France proposes Nissan-Renault integration under one holding company
The French company also wants to have its say in appointing new head of the car makers' alliance
French authorities proposed the integration of Renault and Nissan under a single holding company, according to Japanese financial newspaper Nikkei.
A delegation including Martin Vial, a Renault director designated by the French government, visited Japan to relay Paris' intentions to Japanese authorities, the newspaper reported, citing unnamed sources.
However, French Finance Minister Bruno Le Maire was quick to play down the reports and said there are no plans to change the structure of the alliance.
“No shareholding re-balancing or modification of cross shareholdings between Renault and Nissan are on the table,” Mr Le Maire said on Sunday, adding that France wanted “solid and stable” governance at the helm of the company.
Initial reports in the French media said, France wants Renault to name Nissan's next chairman, a position that has remained vacant since the November arrest of Carlos Ghosn, an industry titan accused of financial irregularities.
The original alliance between Renault and Nissan gives the French car maker the right to choose top Nissan executives, Nikkei said.
Two months after the arrest stunned Nissan and the global automotive industry, the Japanese car maker is weighing abolishing the chairman role as it steps up reforms to rebuild its governance. The scandal has according to various media leaks, also strained the company’s partnership with Renault, a union held together by Mr Ghosn for two decades.
However, as tensions simmer to surface in Mr Ghosn's absence, France's government – Renault's largest shareholder – has renewed its push for a merger. Nissan has opposed a combination of the two companies, not least because the French government would be a major stakeholder in a shared holding company, potentially giving it greater sway over the Japanese car manufacturer, according to Nikkei.
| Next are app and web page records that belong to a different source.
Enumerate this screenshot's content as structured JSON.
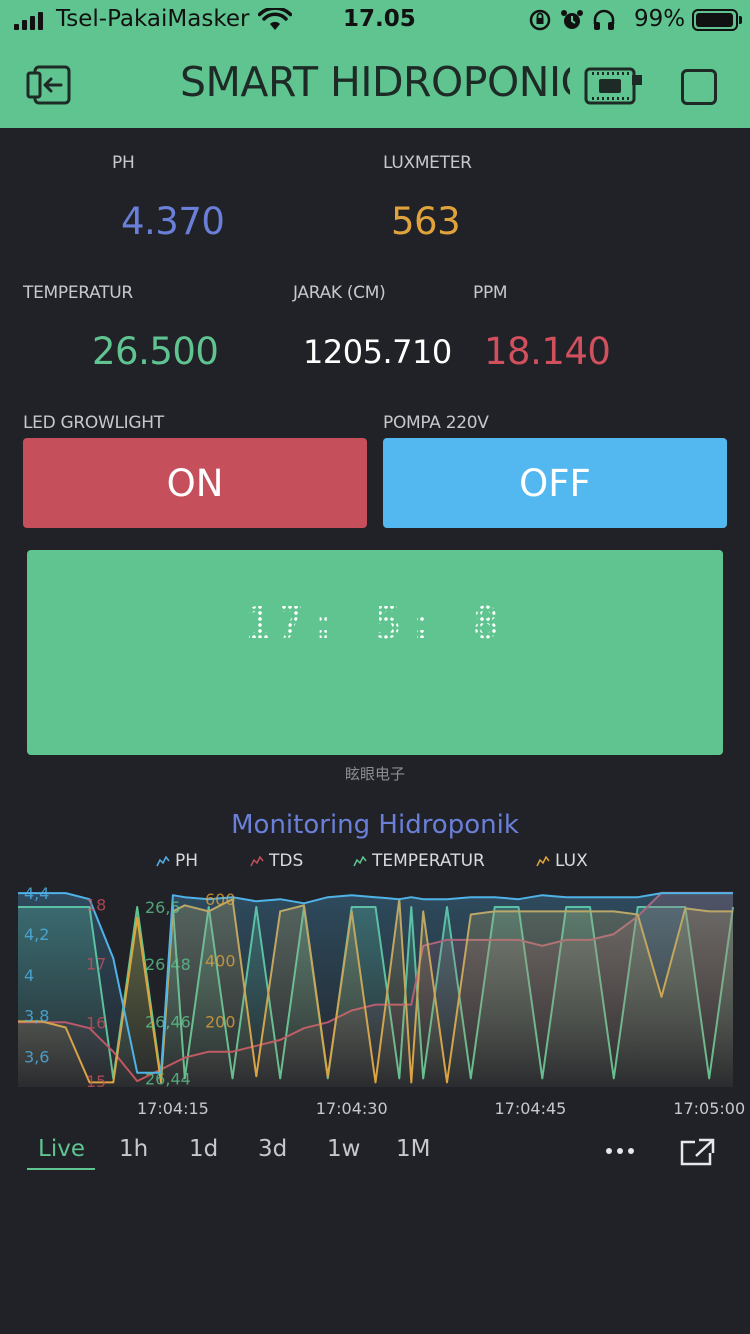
{
  "status_bar": {
    "carrier": "Tsel-PakaiMasker",
    "time": "17.05",
    "battery": "99%"
  },
  "header": {
    "title": "SMART HIDROPONIC",
    "icons": [
      "back-icon",
      "device-icon",
      "square-icon"
    ]
  },
  "displays": {
    "ph": {
      "label": "PH",
      "value": "4.370",
      "color": "#6a7fd8"
    },
    "luxmeter": {
      "label": "LUXMETER",
      "value": "563",
      "color": "#e0a33c"
    },
    "temperatur": {
      "label": "TEMPERATUR",
      "value": "26.500",
      "color": "#5fc48f"
    },
    "jarak": {
      "label": "JARAK (CM)",
      "value": "1205.710",
      "color": "#ffffff"
    },
    "ppm": {
      "label": "PPM",
      "value": "18.140",
      "color": "#d0505e"
    }
  },
  "buttons": {
    "led": {
      "label": "LED GROWLIGHT",
      "state": "ON",
      "color": "#c64f5c"
    },
    "pompa": {
      "label": "POMPA 220V",
      "state": "OFF",
      "color": "#53b8ef"
    }
  },
  "lcd": {
    "text": "17: 5: 8",
    "brand": "眩眼电子"
  },
  "chart_title": "Monitoring Hidroponik",
  "chart_data": {
    "type": "line",
    "title": "Monitoring Hidroponik",
    "legend_placement": "top",
    "x_ticks": [
      "17:04:15",
      "17:04:30",
      "17:04:45",
      "17:05:00"
    ],
    "x_range_seconds": [
      -13,
      47
    ],
    "x": [
      -13,
      -11,
      -9,
      -7,
      -5,
      -3,
      -1,
      0,
      1,
      3,
      5,
      7,
      9,
      11,
      13,
      15,
      17,
      19,
      20,
      21,
      23,
      25,
      27,
      29,
      31,
      33,
      35,
      37,
      39,
      41,
      43,
      45,
      47
    ],
    "series": [
      {
        "name": "PH",
        "color": "#4fb3e8",
        "ylim": [
          3.45,
          4.43
        ],
        "y_ticks": [
          "4,4",
          "4,2",
          "4",
          "3,8",
          "3,6"
        ],
        "y_tick_values": [
          4.4,
          4.2,
          4.0,
          3.8,
          3.6
        ],
        "values": [
          4.4,
          4.4,
          4.4,
          4.37,
          4.08,
          3.52,
          3.52,
          4.39,
          4.38,
          4.37,
          4.38,
          4.36,
          4.37,
          4.35,
          4.38,
          4.39,
          4.38,
          4.37,
          4.38,
          4.37,
          4.37,
          4.38,
          4.38,
          4.37,
          4.39,
          4.38,
          4.38,
          4.38,
          4.38,
          4.4,
          4.4,
          4.4,
          4.4
        ]
      },
      {
        "name": "TDS",
        "color": "#c64f5c",
        "ylim": [
          14.9,
          18.3
        ],
        "y_ticks": [
          "18",
          "17",
          "16",
          "15"
        ],
        "y_tick_values": [
          18,
          17,
          16,
          15
        ],
        "values": [
          16.0,
          16.0,
          16.0,
          15.9,
          15.5,
          15.0,
          15.2,
          15.3,
          15.4,
          15.5,
          15.5,
          15.6,
          15.7,
          15.9,
          16.0,
          16.2,
          16.3,
          16.3,
          16.3,
          17.3,
          17.4,
          17.4,
          17.4,
          17.4,
          17.3,
          17.4,
          17.4,
          17.5,
          17.8,
          18.2,
          18.2,
          18.2,
          18.2
        ]
      },
      {
        "name": "TEMPERATUR",
        "color": "#5fc48f",
        "ylim": [
          26.437,
          26.507
        ],
        "y_ticks": [
          "26,5",
          "26,48",
          "26,46",
          "26,44"
        ],
        "y_tick_values": [
          26.5,
          26.48,
          26.46,
          26.44
        ],
        "values": [
          26.5,
          26.5,
          26.5,
          26.5,
          26.44,
          26.5,
          26.44,
          26.5,
          26.44,
          26.5,
          26.44,
          26.5,
          26.44,
          26.5,
          26.44,
          26.5,
          26.5,
          26.44,
          26.5,
          26.44,
          26.5,
          26.44,
          26.5,
          26.5,
          26.44,
          26.5,
          26.5,
          26.44,
          26.5,
          26.5,
          26.5,
          26.44,
          26.5
        ]
      },
      {
        "name": "LUX",
        "color": "#e0a33c",
        "ylim": [
          -15,
          640
        ],
        "y_ticks": [
          "600",
          "400",
          "200"
        ],
        "y_tick_values": [
          600,
          400,
          200
        ],
        "values": [
          200,
          200,
          180,
          0,
          0,
          540,
          0,
          560,
          580,
          560,
          600,
          20,
          560,
          580,
          20,
          560,
          0,
          600,
          0,
          560,
          0,
          550,
          560,
          560,
          560,
          560,
          560,
          560,
          550,
          280,
          570,
          560,
          560
        ]
      }
    ]
  },
  "periods": [
    "Live",
    "1h",
    "1d",
    "3d",
    "1w",
    "1M"
  ],
  "active_period": "Live"
}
The French government owns about 15 per cent of Renault, which in turn controls 43.4 per cent of Nissan. Nissan holds only a 15 per cent non-voting stake in its French partner. Renault is expected to appoint Mr Ghosn's replacement soon, according to the Japanese paper, with Paris leading the search for a successor and the new leadership could take a harder line in negotiations with Nissan at the behest of the French government.
Last month, Renault said it planned to name a new director to the board of Nissan and safeguard power within their alliance.
“Renault wants to exercise the possibility to name its directors and this will be done at a shareholders’ meeting,” Mr Vial, told BFM Business, a French business TV station.
Michelin chief executive Jean-Dominique Senard could be a good choice to head Renault, said Mr Le Maire, according to French media reports on Sunday. Asked whether Mr Senard would replace Mr Ghosn, the French minister said: “It is up to the board of directors to examine proposals presented to it by the appointments committee. The French state, as shareholder, will have its say.”
Earlier, Nissan chief executive Hiroto Saikawa, a protege of Mr Ghosn, rebuffed the French car maker’s demand for a meeting of all shareholders to discuss Nissan’s governance, something it would need to do to change its board representation.
The French government has sought integration between the two companies to render the alliance irreversible, a position that some speculate is due to Renault's dependence on Nissan for research and development as well as for much of its profit.
Mr Ghosn was reportedly planning a merger of the two companies before his November 19 arrest. That led to speculation that his fall from grace was part of an internal coup at the Japanese company.
Mr Ghosn is facing fresh charges of improperly receiving €7.8 million (Dh36.9m) in compensation from a joint venture between Nissan and Mitsubishi. A joint investigation by the Japanese companies alleges that Mr Ghosn, was compensated by the JV without any discussion with two other board members – Nissan chief Mr Saikawa, and Osamu Masuko, chief executive of Mitsubishi. Renault has said it found no record of wrongdoing from its own internal investigation.
Nissan holds a controlling stake in Mitsubishi Motors. Mr Ghosn, who made his only court appearance earlier this month, has denied all charges against him and said he "acted honorably, legally and with the knowledge and approval of the appropriate executives inside the company – with the sole purpose of strengthening Nissan".
Updated: January 20, 2019 05:14 PM